>>>>

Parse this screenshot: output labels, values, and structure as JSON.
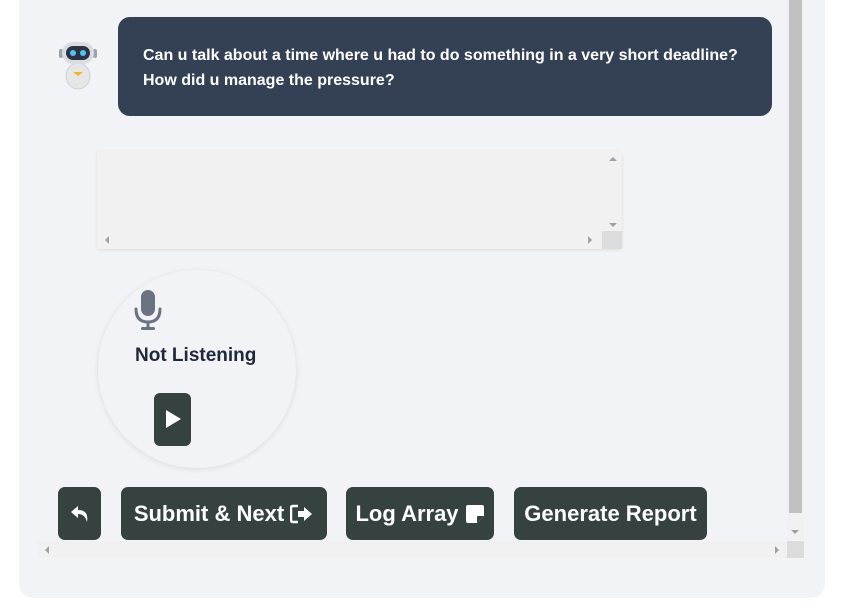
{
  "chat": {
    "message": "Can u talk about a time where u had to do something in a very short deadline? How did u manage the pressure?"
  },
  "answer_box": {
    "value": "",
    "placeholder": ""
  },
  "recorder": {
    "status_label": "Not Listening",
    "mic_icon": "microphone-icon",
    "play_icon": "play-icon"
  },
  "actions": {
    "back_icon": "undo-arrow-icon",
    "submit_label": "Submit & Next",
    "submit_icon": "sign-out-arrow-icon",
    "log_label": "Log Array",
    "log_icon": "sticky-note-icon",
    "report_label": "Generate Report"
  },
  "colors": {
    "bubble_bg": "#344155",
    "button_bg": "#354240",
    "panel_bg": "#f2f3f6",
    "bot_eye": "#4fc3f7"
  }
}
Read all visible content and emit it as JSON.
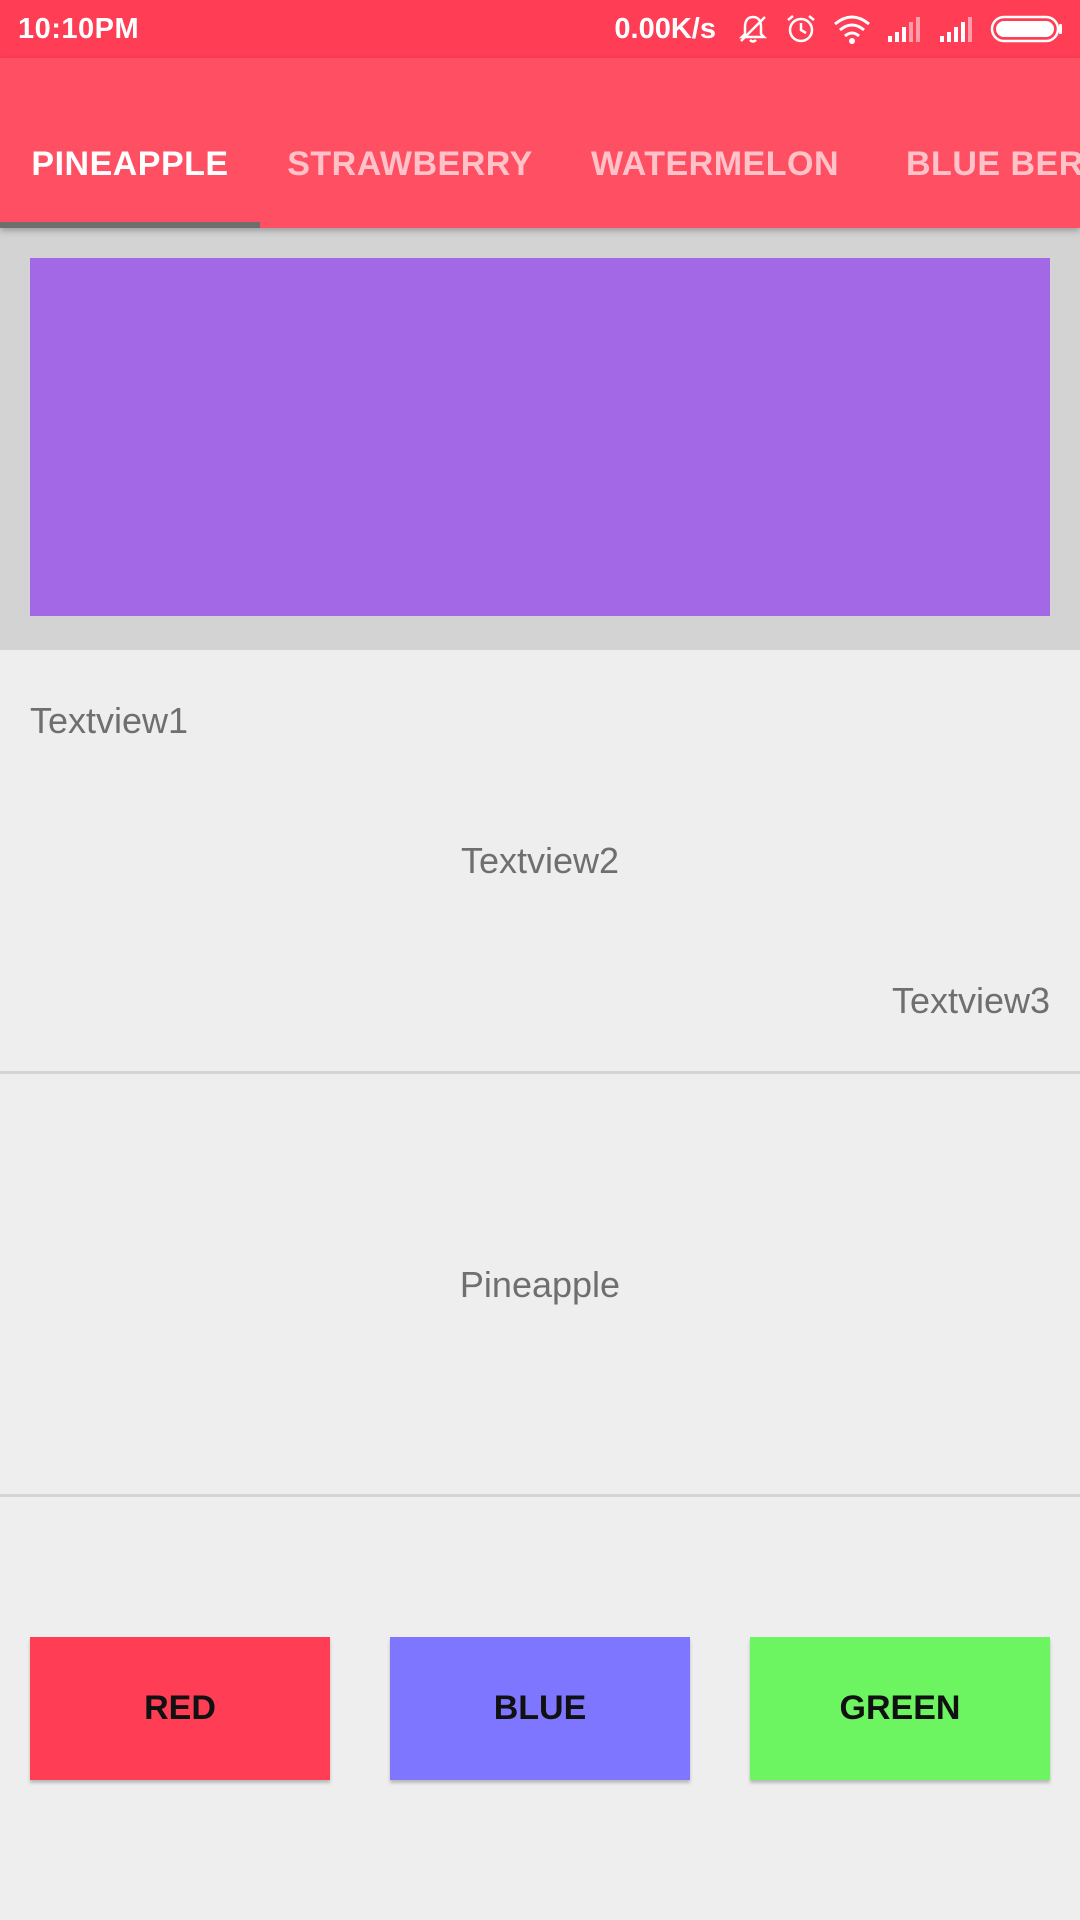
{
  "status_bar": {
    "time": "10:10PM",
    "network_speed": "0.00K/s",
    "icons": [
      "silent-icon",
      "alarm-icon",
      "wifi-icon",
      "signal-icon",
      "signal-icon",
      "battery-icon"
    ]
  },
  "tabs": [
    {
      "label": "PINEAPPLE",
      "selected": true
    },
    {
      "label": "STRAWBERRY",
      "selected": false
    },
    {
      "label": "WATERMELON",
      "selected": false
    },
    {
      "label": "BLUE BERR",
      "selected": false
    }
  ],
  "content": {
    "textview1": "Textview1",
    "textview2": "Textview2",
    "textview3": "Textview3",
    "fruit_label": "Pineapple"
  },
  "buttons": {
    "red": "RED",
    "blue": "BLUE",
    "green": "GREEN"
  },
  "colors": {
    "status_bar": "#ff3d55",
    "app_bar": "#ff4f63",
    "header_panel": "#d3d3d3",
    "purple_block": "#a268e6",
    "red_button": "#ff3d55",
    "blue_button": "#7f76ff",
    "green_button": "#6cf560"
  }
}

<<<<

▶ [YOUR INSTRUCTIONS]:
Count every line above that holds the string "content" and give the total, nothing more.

▶ [RESPONSE TO THE TASK]:
2